Nancy Cabot's Chimney Swallow

So I did my own thing with the block and this is another one of the patterns that I had to draft by hand.  I like the way it turned out even if it does look like my center doesn't match at all!  It looks worse in the picture than it really is but I should probably unsew and try to make it look better. The templates can be found here.  The basic sewing steps are shown below.

Tomorrow- David and Goliath

Friday, February 15, 2013

Windblown Star quilt block

Windblown Star quilt pattern
February 15, 1933-Nancy Cabot introduced the Windblown Star quilt block on this day.  She didn't have much to say except that it could be traced to a "quaint, seaside town in Maine."  An example of this quilt that had been pieced in 1778 was found there.  It was made of blue fabrics which were very faded.

This is a popular quilt block today.  It can easily be made from all half square triangles. To make a 6" block, the HST would need to be 1 1/2" finished.

Nancy's block was pieced differently than what is common today, at least from what I've seen.

I designed a pattern based on this block back in August 2011 before I even knew anything about Nancy Cabot.  I call it Triangle Confusion.  This pattern is sewn with all half square triangle units that start out as 5" squares.  It's a great pattern to use up a lot of scraps or even those charm packs you don't know what to do with.  You can read about it here and here.  You can also purchase it here or here.

Triangle Confusion quilt

This is the way Nancy Cabot's Windblown Star quilt block was designed according to her drawing in the Chicago Tribune-

So, starting in the center, you need a 3 1/2" square of background fabric and 2-2" squares each of 2 coordinating fabric.  Mark a diagonal line on the 2" squares as shown.  This is your sewing line.

Sew a 2" square to each corner of the 3 1/2" square like this.  Trim corner to 1/4" seam allowance and press triangle up. The upper right hand square has been trimmed.  Repeat sewing, trimming and pressing each corner as shown until you have finished all 4 corners.

To make the triangles, you need 2-4 3/16" squares of background fabric and 1 each of your other two fabrics.  Cut the squares like this.  Then pair up a background piece with each of the pieces of the other 2 squares, matching up the short sides.  They should all have the background fabric on the left side of the triangle as shown in the the last photo below.  Sorry, I don't have another photo to explain this.  You will end up with 8 quarter square triangle units.  Two from each fabric will need to be trimmed.  Line the point up at 2 1/8" and trim as shown below.  These smaller triangles are sewn to the sides of the center block made earlier as shown in last photo.

Sew the last 4 triangles on and you are finished!  

Tomorrow-Chimney Swallow

If you want to see another Nancy Cabot block, her Broken Star block, check out my post in the BlockBase Sew Along!

Thursday, February 14, 2013

Tennessee Circles quilt block

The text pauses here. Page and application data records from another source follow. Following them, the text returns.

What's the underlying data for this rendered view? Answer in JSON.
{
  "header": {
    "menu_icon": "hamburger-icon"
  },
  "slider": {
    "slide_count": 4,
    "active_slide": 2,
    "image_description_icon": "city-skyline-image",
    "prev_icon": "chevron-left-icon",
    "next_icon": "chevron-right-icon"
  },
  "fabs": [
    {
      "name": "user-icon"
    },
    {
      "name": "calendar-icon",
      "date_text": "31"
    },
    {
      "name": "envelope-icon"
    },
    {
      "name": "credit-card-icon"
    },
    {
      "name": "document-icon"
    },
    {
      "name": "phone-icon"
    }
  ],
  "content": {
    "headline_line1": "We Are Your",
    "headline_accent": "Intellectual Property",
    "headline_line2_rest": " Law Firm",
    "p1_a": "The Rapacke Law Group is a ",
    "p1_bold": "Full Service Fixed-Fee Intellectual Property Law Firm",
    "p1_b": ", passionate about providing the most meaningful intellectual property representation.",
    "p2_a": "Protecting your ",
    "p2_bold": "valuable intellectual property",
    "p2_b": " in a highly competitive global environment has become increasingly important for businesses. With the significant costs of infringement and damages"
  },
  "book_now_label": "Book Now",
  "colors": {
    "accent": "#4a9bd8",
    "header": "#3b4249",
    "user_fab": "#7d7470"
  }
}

Tennessee Circles quilt block
February 14, 1933-"Puzzling Circles Are New Idea in Quilt Patterns" was the title of Nancy Cabot's Chicago Tribune column on this day.  She was referring to the Tennessee Circles quilt block also known as Tennessee Puzzle.

It took me a little bit to know what circles she was talking about.  She says that as each block is joined, more and more circles appear and lose the original block.  I drew it up in Electric Quilt and this is what I got using 12 blocks-

Tennessee Circles quilt

I love this block!  I think I'll have to make a whole quilt of it but not as six inch blocks, maybe twelve or fifteen inch ones!

There are just two basic templates to this block and you make four of each of them.  You can download the pattern for the six inch version here.

It can be found in BlockBase as #3083.

This is how it goes together-

Tennessee Circles block  parts

Tomorrow-Windblown Star